Aker Brygge was originally the place to be when you want good food by the Oslofjord.  But is has since expanded so Tjuhvolmen and Aker Brygge are connected to each other on foot.

4.  Vigeland Park

Vigeland Park

VigelandPark is one of the most popular places to visit when you are in Oslo. All the sculptures in the park is done by just one artist, Gustav Vigeland which makes it the biggest of its kind in the world. It is a showcase of his talent who worked on the park up to his death in 1949. There are over 200 sculptures and they all capture moments such as this one. Its a great piece that shows the devotion and care of a father to his son.

5.  The National Gallery

Edvard Munch, scream

The National Gallery houses Norway’s biggest public collection of works of art, painting, and sculpture.  They have both permanent exhibitions and other guest exhibitions.  Probably the most famous work of art exhibited here is Edvard Munch’s Scream.  You could also see several sculptures outside the building.

6.  The Castle 

Castle Oslo

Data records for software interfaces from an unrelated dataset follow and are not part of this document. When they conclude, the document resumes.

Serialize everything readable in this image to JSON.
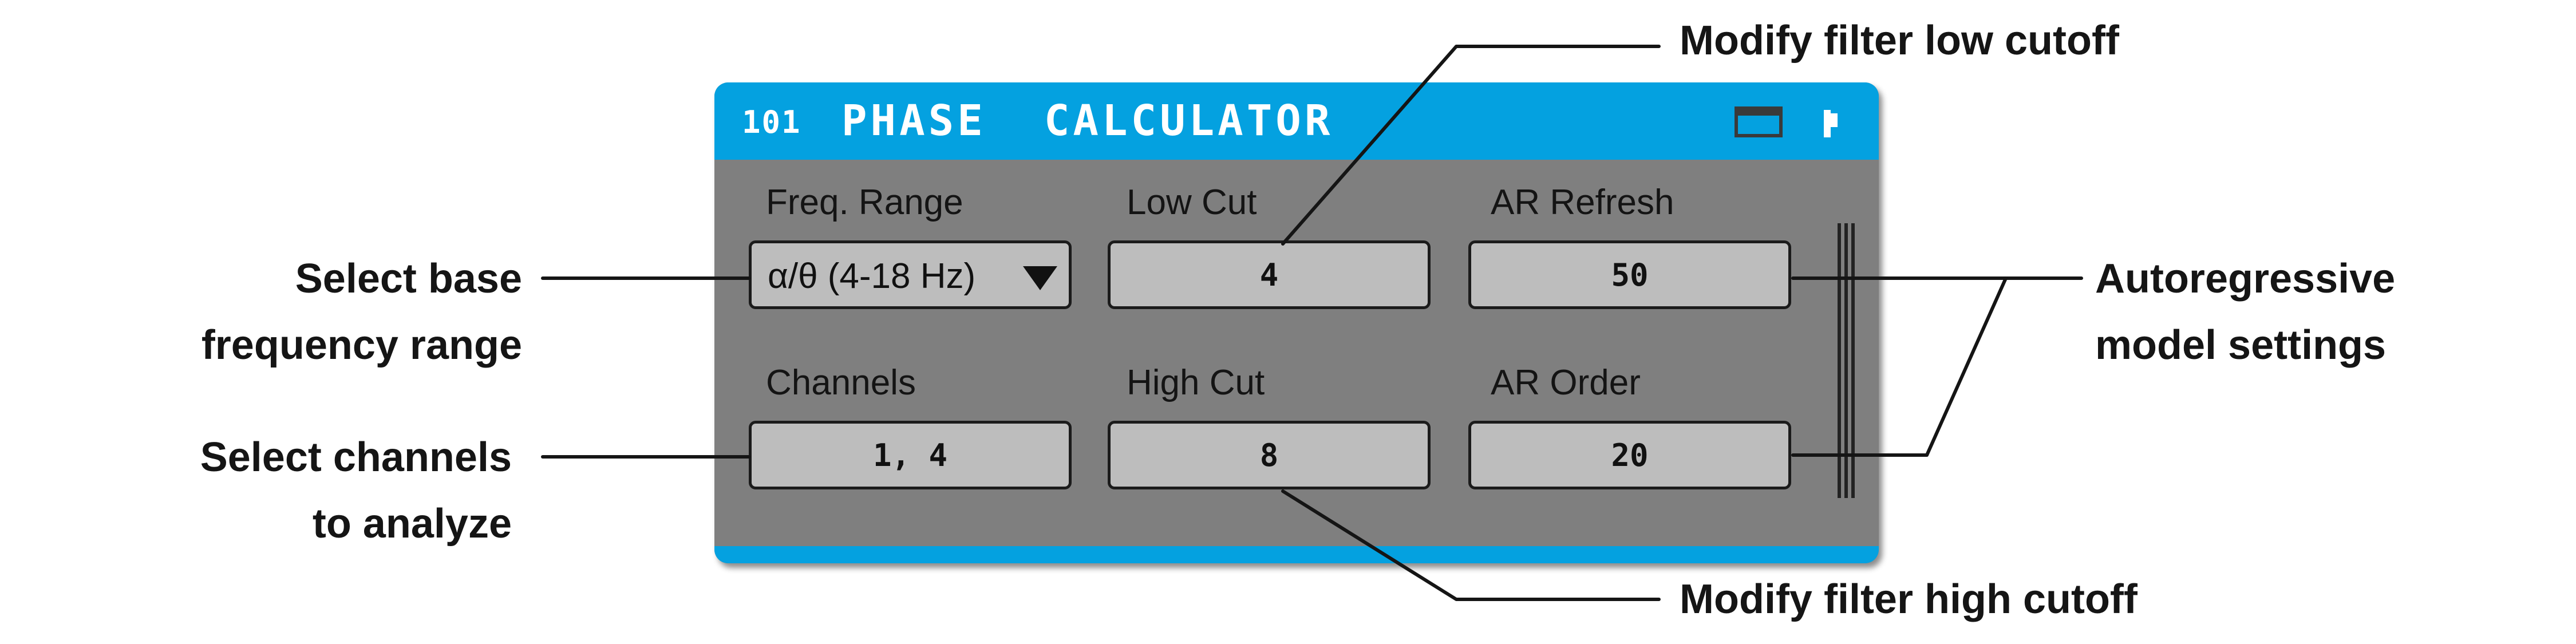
{
  "panel": {
    "node_id": "101",
    "title": "PHASE  CALCULATOR",
    "icons": [
      "window-icon",
      "pin-icon"
    ],
    "colors": {
      "accent": "#04a1e0",
      "body": "#7f7f7f",
      "field": "#bdbdbd"
    }
  },
  "settings": {
    "freq_range": {
      "label": "Freq. Range",
      "value": "α/θ (4-18 Hz)"
    },
    "low_cut": {
      "label": "Low Cut",
      "value": "4"
    },
    "ar_refresh": {
      "label": "AR Refresh",
      "value": "50"
    },
    "channels": {
      "label": "Channels",
      "value": "1, 4"
    },
    "high_cut": {
      "label": "High Cut",
      "value": "8"
    },
    "ar_order": {
      "label": "AR Order",
      "value": "20"
    }
  },
  "annotations": {
    "low_cutoff": "Modify filter low cutoff",
    "high_cutoff": "Modify filter high cutoff",
    "base_freq": [
      "Select base",
      "frequency range"
    ],
    "channels": [
      "Select channels",
      "to analyze"
    ],
    "ar_model": [
      "Autoregressive",
      "model settings"
    ]
  }
}
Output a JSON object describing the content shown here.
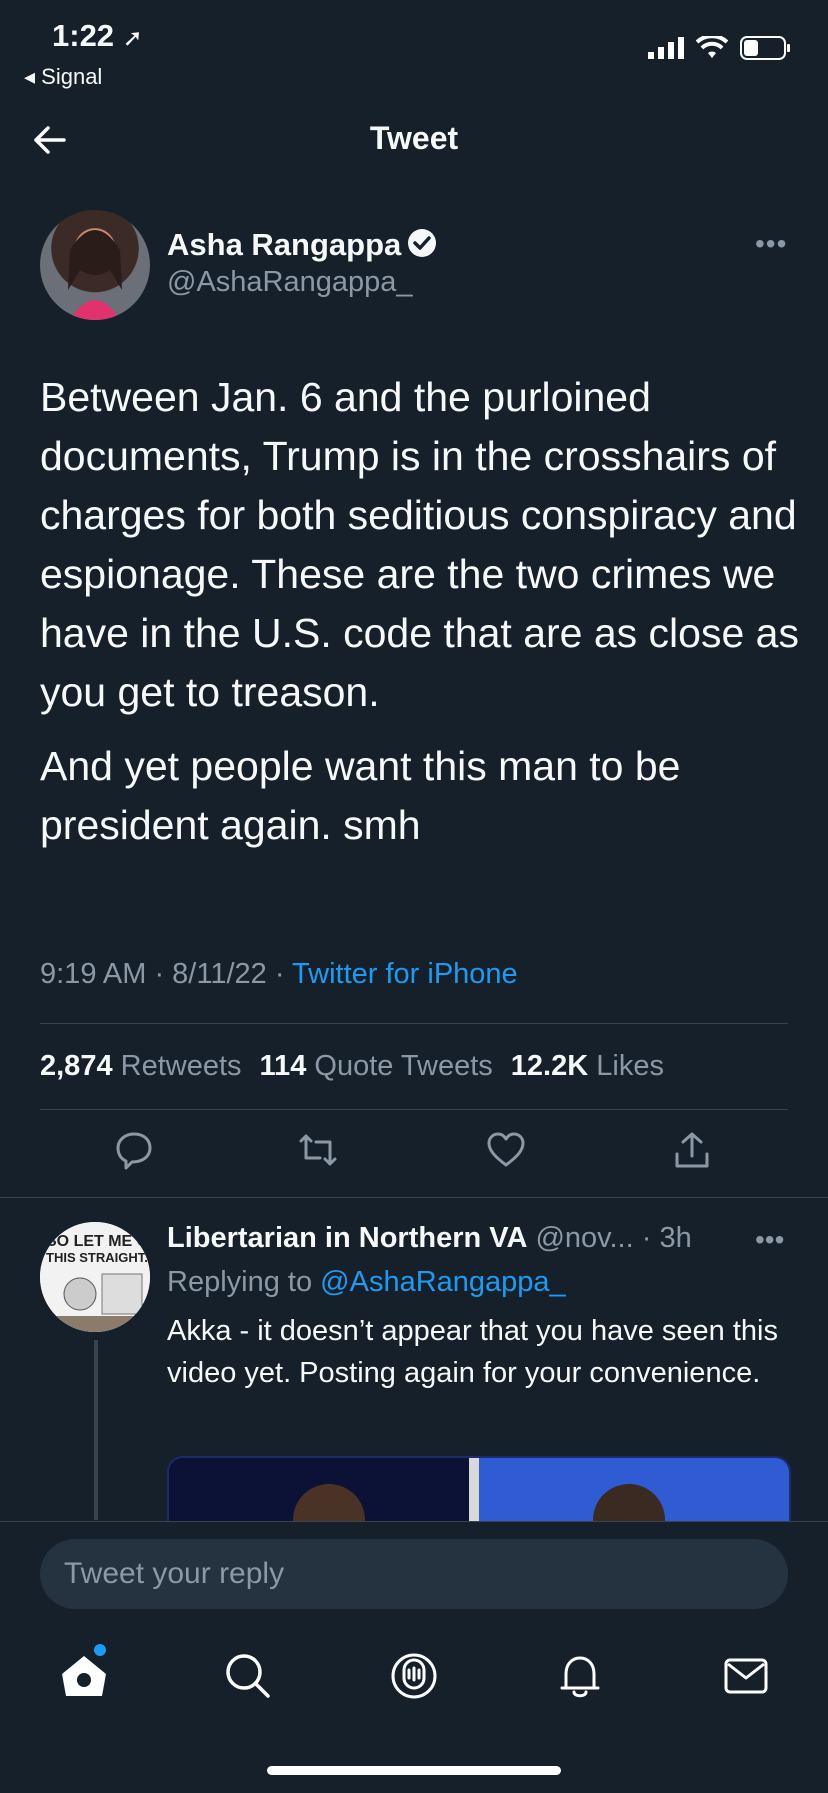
{
  "status_bar": {
    "time": "1:22",
    "back_app": "◂ Signal",
    "icons": [
      "signal-icon",
      "wifi-icon",
      "battery-icon"
    ]
  },
  "header": {
    "title": "Tweet",
    "back_icon": "arrow-left-icon"
  },
  "tweet": {
    "author_name": "Asha Rangappa",
    "author_handle": "@AshaRangappa_",
    "verified": true,
    "body_paragraphs": [
      "Between Jan. 6 and the purloined documents, Trump is in the crosshairs of charges for both seditious conspiracy and espionage. These are the two crimes we have in the U.S. code that are as close as you get to treason.",
      "And yet people want this man to be president again. smh"
    ],
    "time": "9:19 AM · 8/11/22 · ",
    "source": "Twitter for iPhone",
    "stats": {
      "retweets_count": "2,874",
      "retweets_label": "Retweets",
      "quotes_count": "114",
      "quotes_label": "Quote Tweets",
      "likes_count": "12.2K",
      "likes_label": "Likes"
    },
    "action_icons": [
      "reply-icon",
      "retweet-icon",
      "like-icon",
      "share-icon"
    ]
  },
  "reply": {
    "author_name": "Libertarian in Northern VA",
    "meta": "@nov... · 3h",
    "replying_prefix": "Replying to ",
    "replying_handle": "@AshaRangappa_",
    "text": "Akka - it doesn’t appear that you have seen this video yet. Posting again for your convenience.",
    "avatar_text": "SO LET ME GET THIS STRAIGHT..."
  },
  "composer": {
    "placeholder": "Tweet your reply"
  },
  "tab_bar": [
    "home-icon",
    "search-icon",
    "spaces-icon",
    "notifications-icon",
    "messages-icon"
  ],
  "colors": {
    "background": "#15202b",
    "accent": "#1d9bf0",
    "muted": "#8b98a5",
    "divider": "#38444d"
  }
}
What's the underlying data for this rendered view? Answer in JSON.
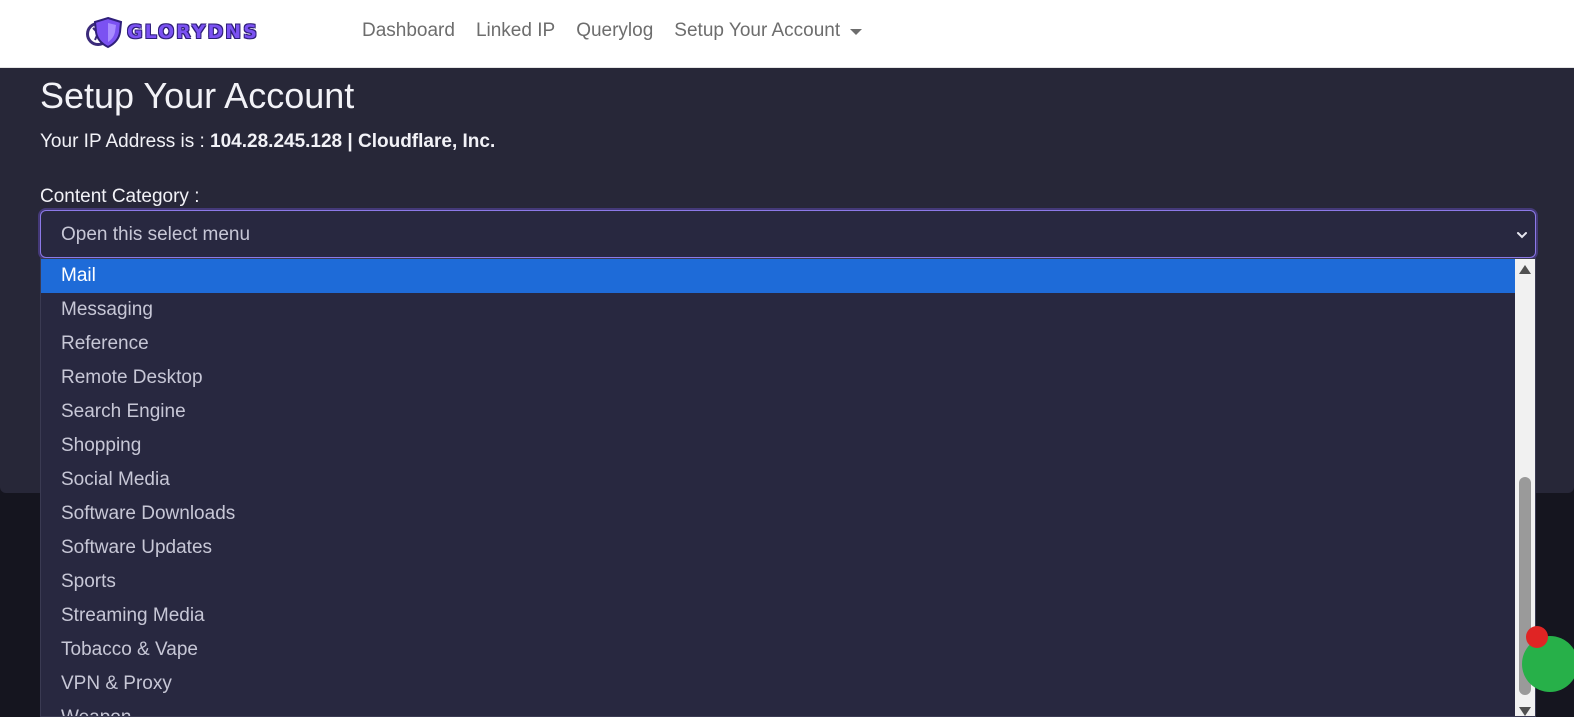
{
  "brand": {
    "name": "GLORYDNS"
  },
  "nav": {
    "links": [
      "Dashboard",
      "Linked IP",
      "Querylog"
    ],
    "dropdown_label": "Setup Your Account"
  },
  "page": {
    "title": "Setup Your Account",
    "ip_prefix": "Your IP Address is : ",
    "ip_value": "104.28.245.128 | Cloudflare, Inc."
  },
  "form": {
    "category_label": "Content Category :",
    "select_placeholder": "Open this select menu",
    "options": [
      "Mail",
      "Messaging",
      "Reference",
      "Remote Desktop",
      "Search Engine",
      "Shopping",
      "Social Media",
      "Software Downloads",
      "Software Updates",
      "Sports",
      "Streaming Media",
      "Tobacco & Vape",
      "VPN & Proxy",
      "Weapon"
    ],
    "highlighted_option": "Mail",
    "scroll_position": 0.62
  },
  "colors": {
    "accent": "#7b52f2",
    "highlight": "#1e6bd8",
    "card_background": "#272738",
    "page_background": "#15151f",
    "chat_widget": "#27b049",
    "notification_badge": "#e02424"
  },
  "icons": {
    "brand": "shield-logo-icon",
    "nav_dropdown": "caret-down-icon",
    "select": "chevron-down-icon",
    "scroll_up": "scroll-up-arrow-icon",
    "scroll_down": "scroll-down-arrow-icon",
    "widget": "chat-widget-icon"
  }
}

The Royal Castle has a well-kept garden surrounding it and most of it is open to the public.  A popular place to walk around and to marvel scandinavian architecture up-close.  If you are in Norway on May 17 each year,  then you get to see thousands of people lining up to get to see the Royal Family.  They are perched on the balcony where they see school children parade in front of them below.

The Royal Castle in Oslo is just one of their many residences, but it is the most important one.  In case you don’t know, the head of the Royal family is King Harald and Queen Sonja.

7.  Karl Johansgate and Stortinget

karl-johansgate

The distance from the Oslo Central Station to the castle is one kilometer.  It also follows a straight line, which is Oslo’s busiest shopping street, Karl Johansgate.  So it may be only just a kilometer from the central station but you are walking along a lot of temptations along the way.  You may also walk along this street from the castle back to central station.  Around halfway you get to see the Stortinget (Norwegian Parliament).  On the picture above, the Stortinget is the yellow building on the left of the picture.  You will recognize the castle at the end of the street.   Stortinget is a separate structure in itself but since it is not free to go inside, I am listing both Karl Johansgate and Stortinget as one.

8. Oslo Cathedral (Domkirke)

Picture by Nancy Bundt. Visit Norway
Picture by Nancy Bundt. Visit Norway

Walking past the Stortinget on your way to the central station, you will see the Oslo Cathedral (Domkirke) on your left side.  The church’s gardens has an entrance on Karl Johansgate.   The church has played a vital role in the history of Oslo.  This was built in 1697.

9.  Oslo Opera

oslo-opera2

The Oslo Opera house can be viewed from afar along a promenade made for that.  So you can take a picture from a distance, then you can go the opera.  Its construction is such that one can walk to the roof of the Opera House with ease.   Once you have done that, you can then go inside the building and enjoy viewing its great architecture.

10.  Oslo City Museum

Oslo Museum

If you want to see the history of Oslo through art, then take a trip to the Oslo City Museum. The entrance is free and they have scheduled guided tours.  However, english guided tours are just on request.  It is worth the visit if you like history.

So there.  You have ten free places to visit which are all walking distance from the city center.  You cannot visit them in one day so there is enough for you to do during your stay in Oslo.  Drop me a line if you find out more free places to go to and stuff to do in Oslo.

Blogglistenhits

One comment on “Oslo on a shoe-string? Free places to see in Norway’s capital”

Leave a Reply

Your email address will not be published. Required fields are marked *